## What you have to do
The data below must be repeated exactly. Leave nothing out.

## Recorded information
+--
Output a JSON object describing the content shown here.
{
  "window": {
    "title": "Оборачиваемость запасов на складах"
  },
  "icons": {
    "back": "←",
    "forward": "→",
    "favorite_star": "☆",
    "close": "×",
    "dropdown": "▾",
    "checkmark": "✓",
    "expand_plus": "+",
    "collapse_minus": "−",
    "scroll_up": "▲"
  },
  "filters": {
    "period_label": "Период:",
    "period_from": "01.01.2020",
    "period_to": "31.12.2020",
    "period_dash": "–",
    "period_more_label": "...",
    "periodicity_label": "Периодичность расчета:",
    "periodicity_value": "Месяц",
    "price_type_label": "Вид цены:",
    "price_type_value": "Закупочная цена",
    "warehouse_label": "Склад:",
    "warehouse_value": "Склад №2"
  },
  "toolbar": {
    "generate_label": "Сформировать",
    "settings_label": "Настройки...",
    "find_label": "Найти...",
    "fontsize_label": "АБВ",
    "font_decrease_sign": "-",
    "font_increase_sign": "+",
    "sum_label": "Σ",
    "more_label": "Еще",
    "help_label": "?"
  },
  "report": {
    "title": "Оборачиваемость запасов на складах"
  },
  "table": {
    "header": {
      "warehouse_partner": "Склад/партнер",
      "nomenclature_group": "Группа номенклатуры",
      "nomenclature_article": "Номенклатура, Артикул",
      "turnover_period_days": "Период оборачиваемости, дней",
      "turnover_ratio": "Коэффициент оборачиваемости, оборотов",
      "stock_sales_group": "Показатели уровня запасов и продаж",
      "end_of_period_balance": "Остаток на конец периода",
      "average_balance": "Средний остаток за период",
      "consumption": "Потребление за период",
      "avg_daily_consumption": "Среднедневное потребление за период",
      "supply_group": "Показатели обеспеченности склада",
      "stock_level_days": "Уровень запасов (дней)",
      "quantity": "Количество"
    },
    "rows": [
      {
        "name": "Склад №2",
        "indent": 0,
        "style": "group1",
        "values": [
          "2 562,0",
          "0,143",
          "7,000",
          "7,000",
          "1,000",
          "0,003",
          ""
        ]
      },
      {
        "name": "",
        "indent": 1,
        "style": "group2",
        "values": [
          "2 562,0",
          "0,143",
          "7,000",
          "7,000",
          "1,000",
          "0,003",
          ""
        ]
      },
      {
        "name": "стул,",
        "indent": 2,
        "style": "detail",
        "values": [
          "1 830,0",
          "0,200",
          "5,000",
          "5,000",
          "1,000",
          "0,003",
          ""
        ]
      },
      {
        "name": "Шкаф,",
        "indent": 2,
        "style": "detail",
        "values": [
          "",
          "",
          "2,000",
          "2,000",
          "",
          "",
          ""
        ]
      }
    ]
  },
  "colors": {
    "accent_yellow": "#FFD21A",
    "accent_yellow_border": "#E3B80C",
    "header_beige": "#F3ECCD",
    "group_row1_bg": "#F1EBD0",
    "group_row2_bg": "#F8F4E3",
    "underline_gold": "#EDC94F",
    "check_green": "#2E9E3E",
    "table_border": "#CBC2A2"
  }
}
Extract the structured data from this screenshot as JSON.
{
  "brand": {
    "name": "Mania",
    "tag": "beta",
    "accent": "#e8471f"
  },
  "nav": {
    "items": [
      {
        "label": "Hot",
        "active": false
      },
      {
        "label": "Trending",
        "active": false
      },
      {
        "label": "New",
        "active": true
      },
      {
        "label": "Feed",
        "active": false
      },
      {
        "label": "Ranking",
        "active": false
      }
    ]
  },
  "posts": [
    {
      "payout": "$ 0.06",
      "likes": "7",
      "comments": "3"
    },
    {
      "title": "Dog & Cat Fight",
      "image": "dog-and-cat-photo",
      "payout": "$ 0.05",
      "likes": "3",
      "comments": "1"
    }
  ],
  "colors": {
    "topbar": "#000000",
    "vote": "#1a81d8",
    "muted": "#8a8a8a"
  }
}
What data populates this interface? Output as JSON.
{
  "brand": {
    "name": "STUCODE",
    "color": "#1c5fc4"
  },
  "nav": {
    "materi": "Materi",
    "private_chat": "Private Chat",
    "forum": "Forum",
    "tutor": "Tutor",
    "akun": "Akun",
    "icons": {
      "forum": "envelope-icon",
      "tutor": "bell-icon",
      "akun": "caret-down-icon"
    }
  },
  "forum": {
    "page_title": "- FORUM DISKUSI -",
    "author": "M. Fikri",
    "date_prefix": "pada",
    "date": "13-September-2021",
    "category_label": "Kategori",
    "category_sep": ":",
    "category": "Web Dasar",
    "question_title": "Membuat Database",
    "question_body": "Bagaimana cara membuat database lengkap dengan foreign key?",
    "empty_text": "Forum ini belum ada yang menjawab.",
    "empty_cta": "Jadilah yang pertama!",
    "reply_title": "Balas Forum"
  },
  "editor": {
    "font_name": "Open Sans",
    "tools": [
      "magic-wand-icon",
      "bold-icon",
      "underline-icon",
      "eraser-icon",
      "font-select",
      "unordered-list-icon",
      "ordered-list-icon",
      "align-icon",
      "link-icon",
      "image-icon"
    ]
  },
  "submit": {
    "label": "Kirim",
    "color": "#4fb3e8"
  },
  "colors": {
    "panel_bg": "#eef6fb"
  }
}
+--
## Written solution
Output a JSON object describing the content shown here.
{
  "window": {
    "title": "Оборачиваемость запасов на складах"
  },
  "icons": {
    "back": "←",
    "forward": "→",
    "favorite_star": "☆",
    "close": "×",
    "dropdown": "▾",
    "checkmark": "✓",
    "expand_plus": "+",
    "collapse_minus": "−",
    "scroll_up": "▲"
  },
  "filters": {
    "period_label": "Период:",
    "period_from": "01.01.2020",
    "period_to": "31.12.2020",
    "period_dash": "–",
    "period_more_label": "...",
    "periodicity_label": "Периодичность расчета:",
    "periodicity_value": "Месяц",
    "price_type_label": "Вид цены:",
    "price_type_value": "Закупочная цена",
    "warehouse_label": "Склад:",
    "warehouse_value": "Склад №2"
  },
  "toolbar": {
    "generate_label": "Сформировать",
    "settings_label": "Настройки...",
    "find_label": "Найти...",
    "fontsize_label": "АБВ",
    "font_decrease_sign": "-",
    "font_increase_sign": "+",
    "sum_label": "Σ",
    "more_label": "Еще",
    "help_label": "?"
  },
  "report": {
    "title": "Оборачиваемость запасов на складах"
  },
  "table": {
    "header": {
      "warehouse_partner": "Склад/партнер",
      "nomenclature_group": "Группа номенклатуры",
      "nomenclature_article": "Номенклатура, Артикул",
      "turnover_period_days": "Период оборачиваемости, дней",
      "turnover_ratio": "Коэффициент оборачиваемости, оборотов",
      "stock_sales_group": "Показатели уровня запасов и продаж",
      "end_of_period_balance": "Остаток на конец периода",
      "average_balance": "Средний остаток за период",
      "consumption": "Потребление за период",
      "avg_daily_consumption": "Среднедневное потребление за период",
      "supply_group": "Показатели обеспеченности склада",
      "stock_level_days": "Уровень запасов (дней)",
      "quantity": "Количество"
    },
    "rows": [
      {
        "name": "Склад №2",
        "indent": 0,
        "style": "group1",
        "values": [
          "2 562,0",
          "0,143",
          "7,000",
          "7,000",
          "1,000",
          "0,003",
          ""
        ]
      },
      {
        "name": "",
        "indent": 1,
        "style": "group2",
        "values": [
          "2 562,0",
          "0,143",
          "7,000",
          "7,000",
          "1,000",
          "0,003",
          ""
        ]
      },
      {
        "name": "стул,",
        "indent": 2,
        "style": "detail",
        "values": [
          "1 830,0",
          "0,200",
          "5,000",
          "5,000",
          "1,000",
          "0,003",
          ""
        ]
      },
      {
        "name": "Шкаф,",
        "indent": 2,
        "style": "detail",
        "values": [
          "",
          "",
          "2,000",
          "2,000",
          "",
          "",
          ""
        ]
      }
    ]
  },
  "colors": {
    "accent_yellow": "#FFD21A",
    "accent_yellow_border": "#E3B80C",
    "header_beige": "#F3ECCD",
    "group_row1_bg": "#F1EBD0",
    "group_row2_bg": "#F8F4E3",
    "underline_gold": "#EDC94F",
    "check_green": "#2E9E3E",
    "table_border": "#CBC2A2"
  }
}
Extract the structured data from this screenshot as JSON.
{
  "brand": {
    "name": "Mania",
    "tag": "beta",
    "accent": "#e8471f"
  },
  "nav": {
    "items": [
      {
        "label": "Hot",
        "active": false
      },
      {
        "label": "Trending",
        "active": false
      },
      {
        "label": "New",
        "active": true
      },
      {
        "label": "Feed",
        "active": false
      },
      {
        "label": "Ranking",
        "active": false
      }
    ]
  },
  "posts": [
    {
      "payout": "$ 0.06",
      "likes": "7",
      "comments": "3"
    },
    {
      "title": "Dog & Cat Fight",
      "image": "dog-and-cat-photo",
      "payout": "$ 0.05",
      "likes": "3",
      "comments": "1"
    }
  ],
  "colors": {
    "topbar": "#000000",
    "vote": "#1a81d8",
    "muted": "#8a8a8a"
  }
}
What data populates this interface? Output as JSON.
{
  "brand": {
    "name": "STUCODE",
    "color": "#1c5fc4"
  },
  "nav": {
    "materi": "Materi",
    "private_chat": "Private Chat",
    "forum": "Forum",
    "tutor": "Tutor",
    "akun": "Akun",
    "icons": {
      "forum": "envelope-icon",
      "tutor": "bell-icon",
      "akun": "caret-down-icon"
    }
  },
  "forum": {
    "page_title": "- FORUM DISKUSI -",
    "author": "M. Fikri",
    "date_prefix": "pada",
    "date": "13-September-2021",
    "category_label": "Kategori",
    "category_sep": ":",
    "category": "Web Dasar",
    "question_title": "Membuat Database",
    "question_body": "Bagaimana cara membuat database lengkap dengan foreign key?",
    "empty_text": "Forum ini belum ada yang menjawab.",
    "empty_cta": "Jadilah yang pertama!",
    "reply_title": "Balas Forum"
  },
  "editor": {
    "font_name": "Open Sans",
    "tools": [
      "magic-wand-icon",
      "bold-icon",
      "underline-icon",
      "eraser-icon",
      "font-select",
      "unordered-list-icon",
      "ordered-list-icon",
      "align-icon",
      "link-icon",
      "image-icon"
    ]
  },
  "submit": {
    "label": "Kirim",
    "color": "#4fb3e8"
  },
  "colors": {
    "panel_bg": "#eef6fb"
  }
}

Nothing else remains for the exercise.